Like most varietals, Pinot Noir tends to produce better quality grapes from its older, more mature vines. While ours are still young, the accolades keep rolling in and filling up our trophy cabinet for our current release 2017 Hare Hunter Pinot Noir (off five year old vines). To date it has won a gold and four silver medals at various international wine shows, pitted against some of the best Pinots in the world. It would seem we are on the right track, and with much anticipation we look forward to seeing what caliber of wine our vines will produce as they age further... it’s actually very exciting for us.

Pinot Noir is becoming more popular with red wine drinkers who are looking a lighter style red as an alternative to those full-bodied Shiraz and Cabernet Sauvs. As we age our bodies can sometimes shy away form those heavier wines, preferring a lighter bodied style such as a Pinot or ourGrenache. Your type of meal, or the time of day can also call for these lighter style wines.

It is a complex wine to produce from the vineyard to the bottle, but indeed a special variety. Our Hare Hunter, grown and produced from our cool climate vineyard in the Barossa’s Eden Valley is a wine we are extremely proud of. Having an international day on which to celebrate this wine that growers and winemakers put so much into, to get it 'just right', makes sense. But we don’t need a special day to open a bottle of our Hare Hunter – this one is in regular rotation on the dinner tables of our whole Brockenchack team.

When pairing our Pinot Noir with food, the options are endless. This versatile wine can be paired with a range of different cuisines and is an ideal wine to pair with duck or roasted chicken, but don’t be afraid to enjoy it with salmon, pasta or casseroles. Trevor loves to pair our Hare Hunter with lamb, and naturally it also goes very well with hare.
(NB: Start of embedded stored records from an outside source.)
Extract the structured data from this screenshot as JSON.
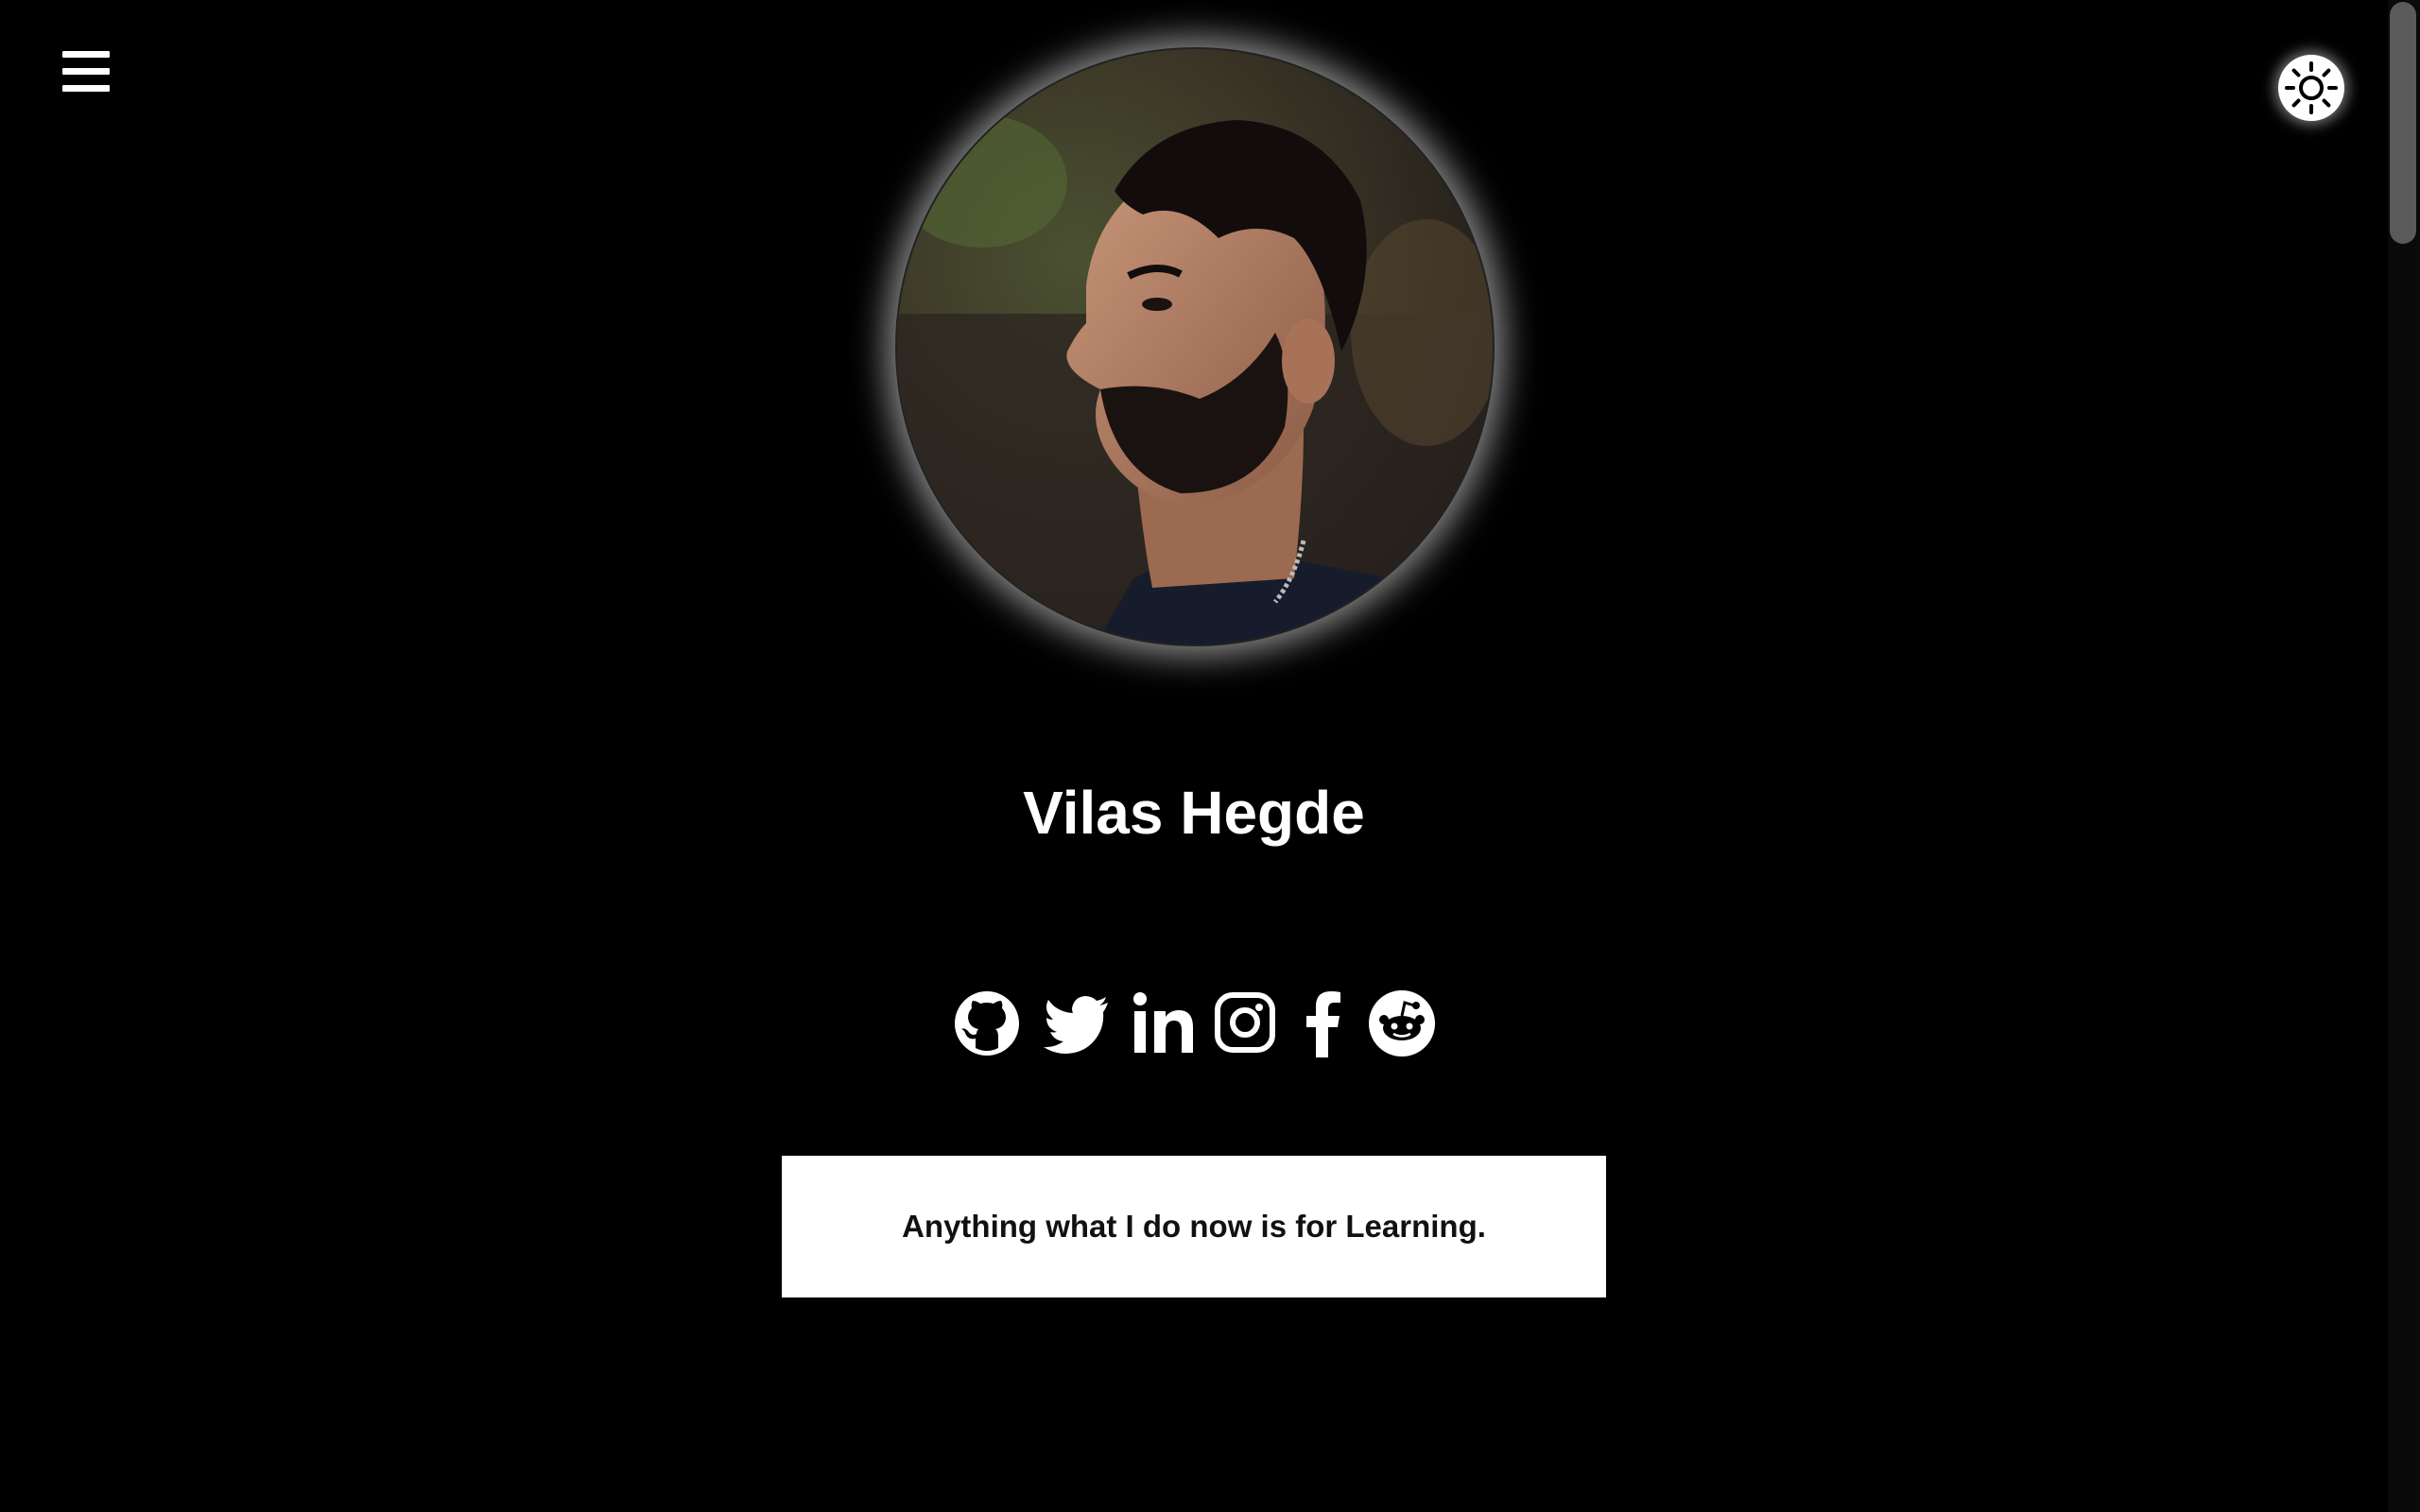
{
  "header": {
    "menu_icon": "hamburger-menu-icon",
    "theme_icon": "sun-icon"
  },
  "profile": {
    "name": "Vilas Hegde",
    "photo_alt": "Profile photo"
  },
  "socials": [
    {
      "name": "github",
      "icon": "github-icon"
    },
    {
      "name": "twitter",
      "icon": "twitter-icon"
    },
    {
      "name": "linkedin",
      "icon": "linkedin-icon"
    },
    {
      "name": "instagram",
      "icon": "instagram-icon"
    },
    {
      "name": "facebook",
      "icon": "facebook-icon"
    },
    {
      "name": "reddit",
      "icon": "reddit-icon"
    }
  ],
  "quote": {
    "text": "Anything what I do now is for Learning."
  },
  "colors": {
    "background": "#000000",
    "foreground": "#ffffff",
    "quote_text": "#111111"
  }
}
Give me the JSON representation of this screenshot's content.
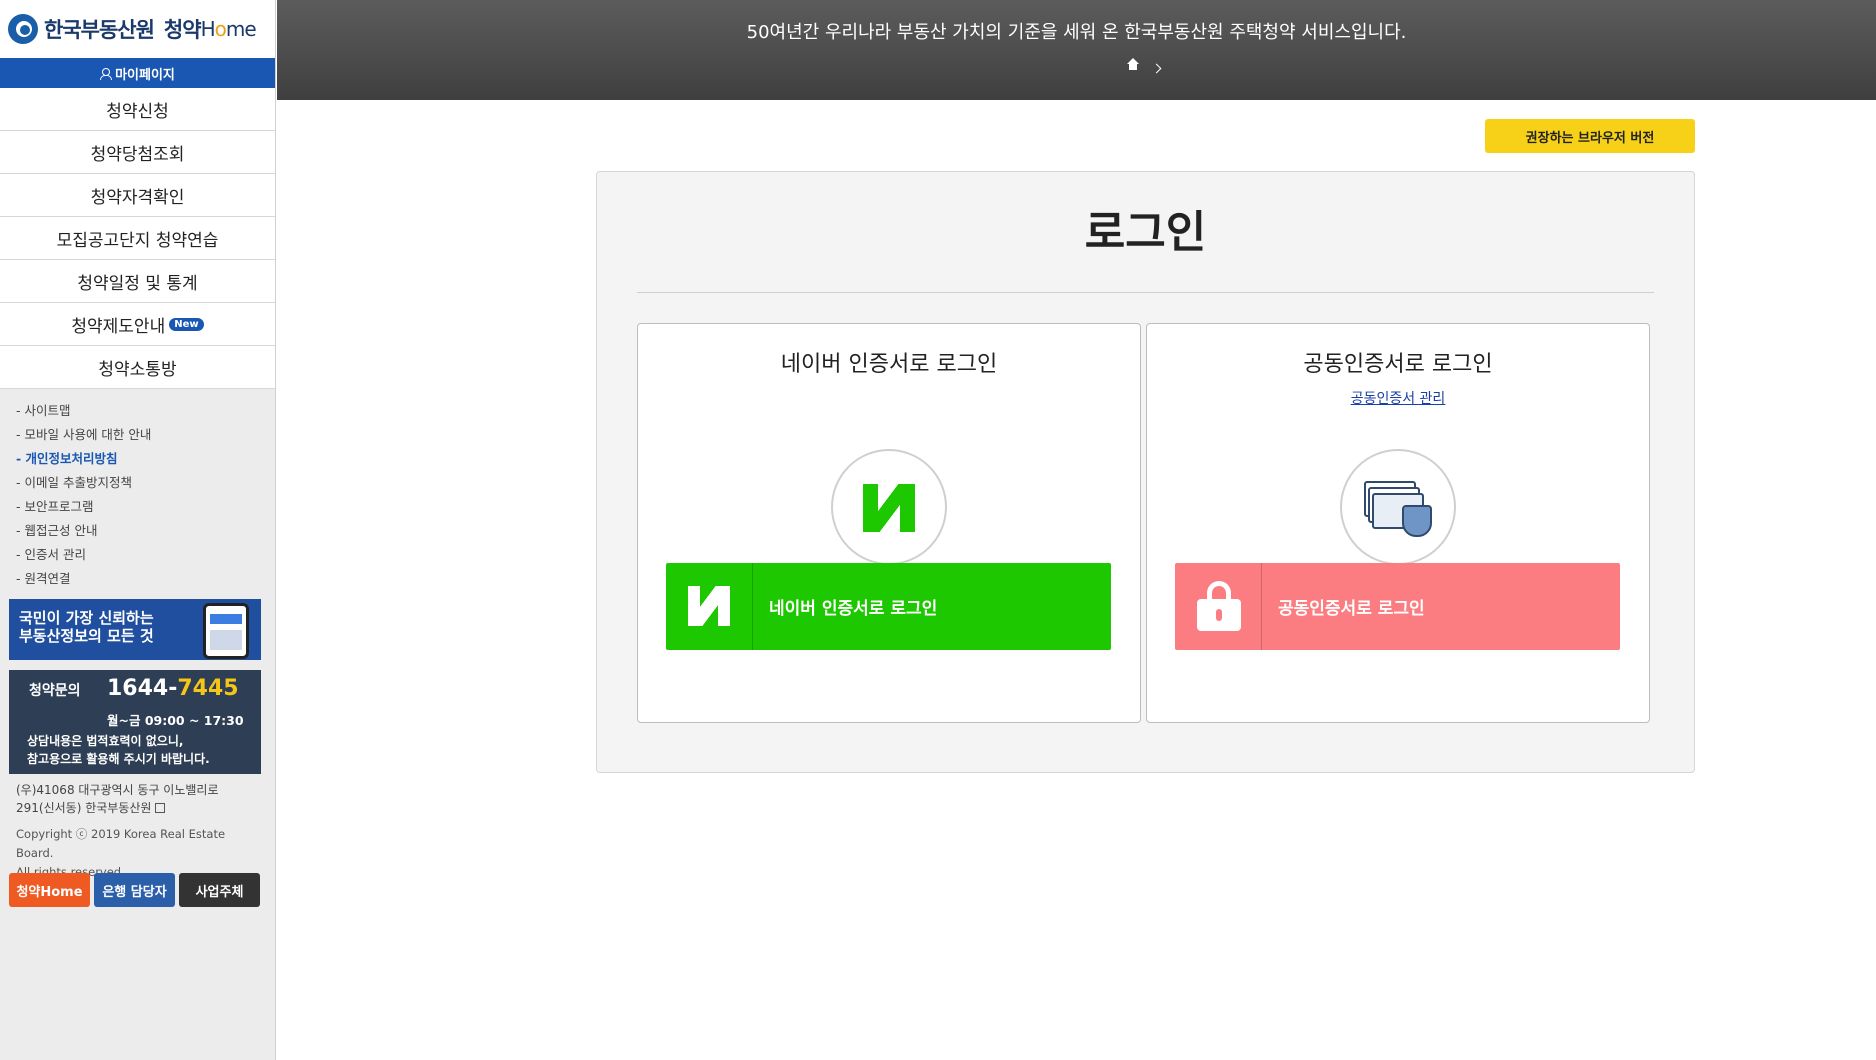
{
  "sidebar": {
    "logo_org": "한국부동산원",
    "logo_brand": "청약",
    "logo_brand_home_prefix": "H",
    "logo_brand_home_o": "o",
    "logo_brand_home_suffix": "me",
    "mypage_label": "마이페이지",
    "menu": [
      {
        "label": "청약신청"
      },
      {
        "label": "청약당첨조회"
      },
      {
        "label": "청약자격확인"
      },
      {
        "label": "모집공고단지 청약연습"
      },
      {
        "label": "청약일정 및 통계"
      },
      {
        "label": "청약제도안내",
        "badge": "New"
      },
      {
        "label": "청약소통방"
      }
    ],
    "links": [
      "- 사이트맵",
      "- 모바일 사용에 대한 안내",
      "- 개인정보처리방침",
      "- 이메일 추출방지정책",
      "- 보안프로그램",
      "- 웹접근성 안내",
      "- 인증서 관리",
      "- 원격연결"
    ],
    "promo_line1": "국민이 가장 신뢰하는",
    "promo_line2": "부동산정보의 모든 것",
    "contact_label": "청약문의",
    "contact_tel_prefix": "1644-",
    "contact_tel_suffix": "7445",
    "contact_hours": "월~금 09:00 ~ 17:30",
    "contact_note1": "상담내용은 법적효력이 없으니,",
    "contact_note2": "참고용으로 활용해 주시기 바랍니다.",
    "address_line1": "(우)41068 대구광역시 동구 이노밸리로",
    "address_line2": "291(신서동) 한국부동산원",
    "copyright_line1": "Copyright ⓒ 2019 Korea Real Estate Board.",
    "copyright_line2": "All rights reserved.",
    "buttons": [
      "청약Home",
      "은행 담당자",
      "사업주체"
    ]
  },
  "topbar": {
    "message": "50여년간 우리나라 부동산 가치의 기준을 세워 온 한국부동산원 주택청약 서비스입니다."
  },
  "main": {
    "browser_button": "권장하는 브라우저 버전",
    "title": "로그인",
    "naver": {
      "title": "네이버 인증서로 로그인",
      "button": "네이버 인증서로 로그인"
    },
    "cert": {
      "title": "공동인증서로 로그인",
      "manage_link": "공동인증서 관리",
      "button": "공동인증서로 로그인"
    }
  },
  "colors": {
    "sidebar_accent": "#1a57b3",
    "naver_green": "#1ec800",
    "cert_pink": "#fb7c81",
    "browser_yellow": "#f7d117"
  }
}
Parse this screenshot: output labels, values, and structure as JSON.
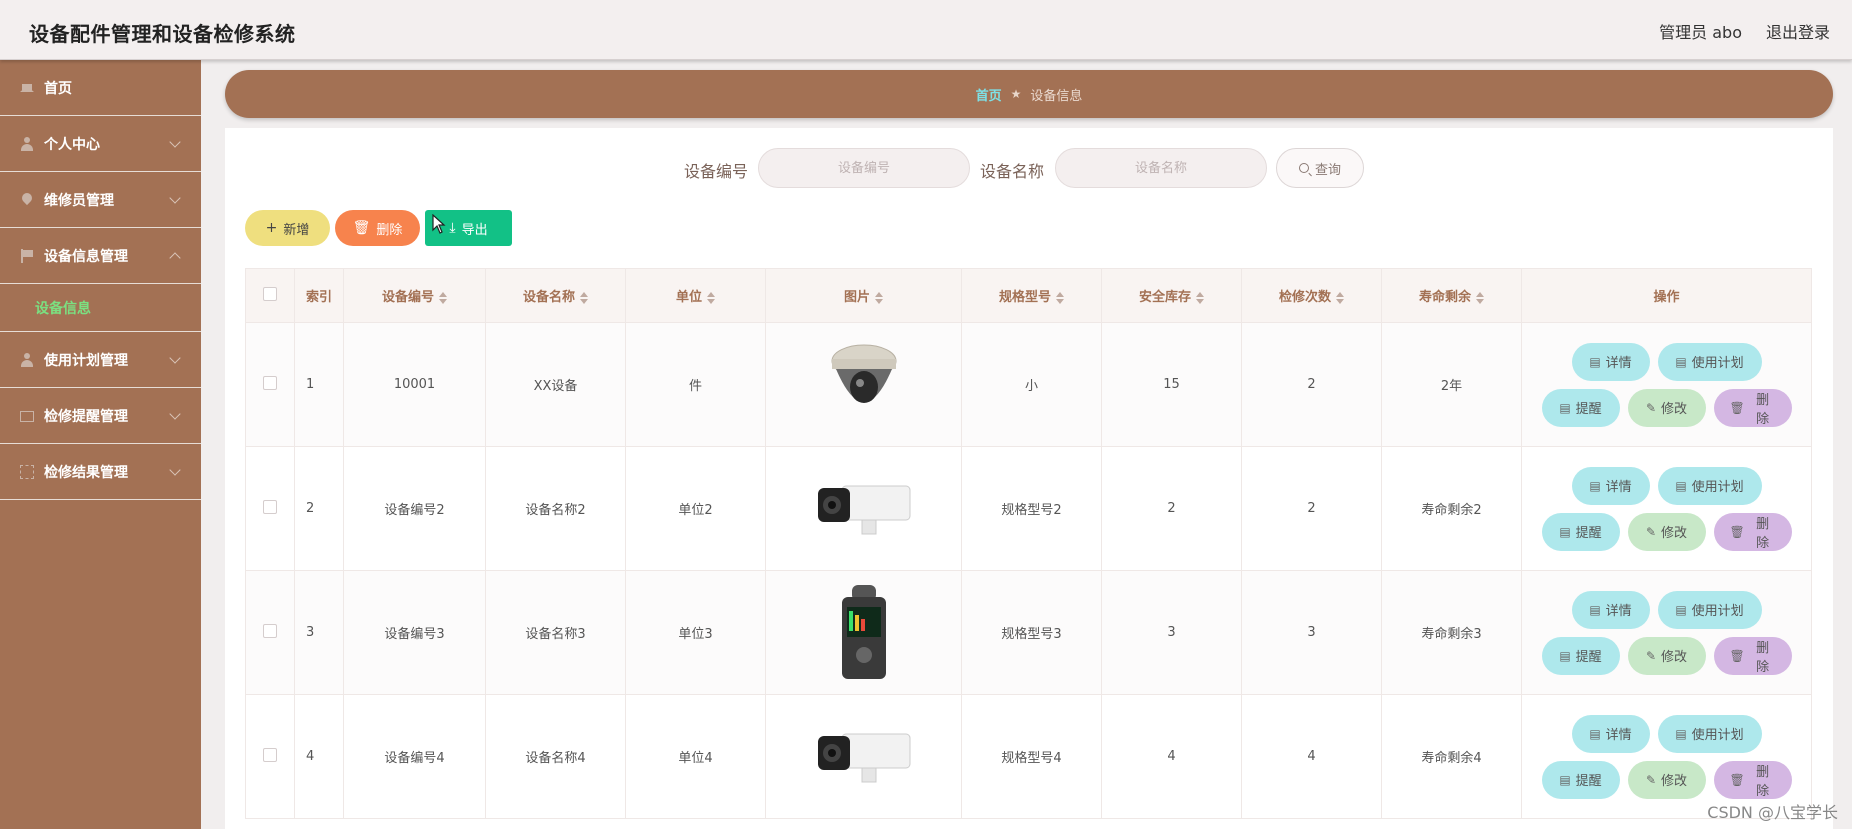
{
  "header": {
    "app_title": "设备配件管理和设备检修系统",
    "admin_label": "管理员 abo",
    "logout_label": "退出登录"
  },
  "sidebar": {
    "items": [
      {
        "label": "首页",
        "icon": "home-icon"
      },
      {
        "label": "个人中心",
        "icon": "user-icon"
      },
      {
        "label": "维修员管理",
        "icon": "location-pin-icon"
      },
      {
        "label": "设备信息管理",
        "icon": "flag-icon"
      },
      {
        "label": "使用计划管理",
        "icon": "user-icon"
      },
      {
        "label": "检修提醒管理",
        "icon": "mail-icon"
      },
      {
        "label": "检修结果管理",
        "icon": "frame-icon"
      }
    ],
    "active_sub": "设备信息",
    "active_sub_color": "#7be081"
  },
  "breadcrumb": {
    "home": "首页",
    "separator": "★",
    "current": "设备信息"
  },
  "search": {
    "code_label": "设备编号",
    "code_placeholder": "设备编号",
    "name_label": "设备名称",
    "name_placeholder": "设备名称",
    "query_label": "查询"
  },
  "actions": {
    "add_label": "新增",
    "delete_label": "删除",
    "export_label": "导出"
  },
  "table": {
    "headers": [
      "索引",
      "设备编号",
      "设备名称",
      "单位",
      "图片",
      "规格型号",
      "安全库存",
      "检修次数",
      "寿命剩余",
      "操作"
    ],
    "rows": [
      {
        "index": "1",
        "code": "10001",
        "name": "XX设备",
        "unit": "件",
        "image": "dome-camera",
        "spec": "小",
        "stock": "15",
        "repairs": "2",
        "life": "2年"
      },
      {
        "index": "2",
        "code": "设备编号2",
        "name": "设备名称2",
        "unit": "单位2",
        "image": "bullet-camera",
        "spec": "规格型号2",
        "stock": "2",
        "repairs": "2",
        "life": "寿命剩余2"
      },
      {
        "index": "3",
        "code": "设备编号3",
        "name": "设备名称3",
        "unit": "单位3",
        "image": "handheld-recorder",
        "spec": "规格型号3",
        "stock": "3",
        "repairs": "3",
        "life": "寿命剩余3"
      },
      {
        "index": "4",
        "code": "设备编号4",
        "name": "设备名称4",
        "unit": "单位4",
        "image": "bullet-camera",
        "spec": "规格型号4",
        "stock": "4",
        "repairs": "4",
        "life": "寿命剩余4"
      }
    ],
    "row_actions": {
      "detail": "详情",
      "plan": "使用计划",
      "remind": "提醒",
      "edit": "修改",
      "delete": "删除"
    }
  },
  "watermark": "CSDN @八宝学长",
  "colors": {
    "sidebar_bg": "#a37154",
    "header_bg": "#f3efef",
    "add_btn": "#efdf7f",
    "delete_btn": "#f7834d",
    "export_btn": "#12c186",
    "cyan_btn": "#aee8ec",
    "green_btn": "#c8e8c8",
    "purple_btn": "#d4b7e3"
  }
}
Try it with thisGarlic-Crusted Roast Rack of LamborCrispy Chinese Duck Breast.

So raise a glass of ourHare Hunter Pinot Noirwith us this week and let’s celebrate International Pinot Noir Day together!

Aerate this wine as you pour it and watch its complexities and structure develop with time in the glass. Soft tannins, shying at first, come to life, giving that perfect finishing grip that world class Pinot Noir must accomplish.